Drs. Martyn and Richtsfeld1have provided a great deal of useful information in their recent review article titled “Succinylcholine-induced Hyperkalemia in Acquired Pathologic States.” However, clarification is warranted regarding their statement concerning my 2000 case report of a patient who developed succinylcholine-induced hyperkalemia.2Martyn and Richtsfeld state, “Another report of hyperkalemia with succinylcholine implicating pancreatitis as the etiologic factor actually had an upper motor neuron lesion of several weeks' duration.” Actually, in my article, little attempt was made to implicate pancreatitis as the causal pathologic state. As was stated in my report, the patient's upper motor neuron lesion was a traumatic cervical spine injury that occurred 14 months, rather than several weeks, before the hyperkalemic response to succinylcholine. The discussion that followed was meant to challenge the traditional views of how long extrajunctional neuromuscular receptors persist after traumatic upper motor neuron injury. In their review, Martyn and Richtsfeld have provided important information regarding the duration of these changes in acquired states. Importantly, they have made clear succinylcholine's potential morbidity when used in critically ill patients who experience muscle atrophy, whether due to pharmacologic denervation or bed rest from critical illness (our patient had been critically ill for approximately 30 days and, in retrospect, resulting muscle atrophy was the most likely etiology of the patient's hyperkalemic response.) The question that cannot be answered definitively by the review article of Martyn and Richtsfeld is, at what point does the risk/benefit ratio of a medication become unacceptable? As the potential morbidity of a therapy increases, the indications for that therapy become narrower. However, it remains difficult to determine when the risk of a therapy becomes absolutely prohibitive. My case report presented the conundrum of an obese, hypoxemic, uncooperative patient who required tracheal intubation and who, by examination, had a potentially difficult airway. This type of patient encounter occurs sporadically and unpredictably and cannot be studied prospectively in any meaningful way. In 22 yr of clinical practice, I have personally witnessed several near airway catastrophes that followed the alternative use of long-acting nondepolarizing muscle relaxants in similar situations. Therefore, I continue to express the opinion offered in the last paragraph of my case report: “Recognizing that the hyperkalemic response to succinylcholine is unpredictable and that there are currently no criteria to establish those definitively at risk, it is uncertain that alternative administration of a long-acting nondepolarizing muscle relaxant would result in less overall morbidity when administered to a series of patients under similar circumstances.” Unfortunately, clinicians will continue to face these difficult therapeutic decisions, albeit with more wisdom instilled by the work of Martyn and Richtsfeld and others.

University of Missouri and St. Luke's Hospital, Kansas City, Missouri. jmarkmatthews1@earthlink.net

Martyn JAJ, Richtsfeld M: Succinylcholine-induced hyperkalemia in acquired pathologic states: Etiologic factors and molecular mechanisms.
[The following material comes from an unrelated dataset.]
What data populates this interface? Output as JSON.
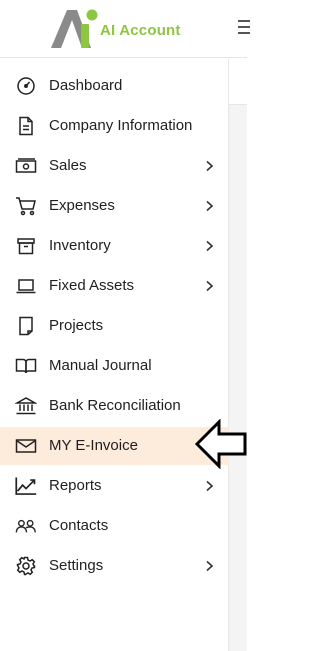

Anesthesiology 2006; 104:158–69
Matthews JM: Succinylcholine-induced hyperkalemia and rhabdomyolysis in a patient with necrotizing pancreatitis. Anesth Analg 2000; 91:1552–4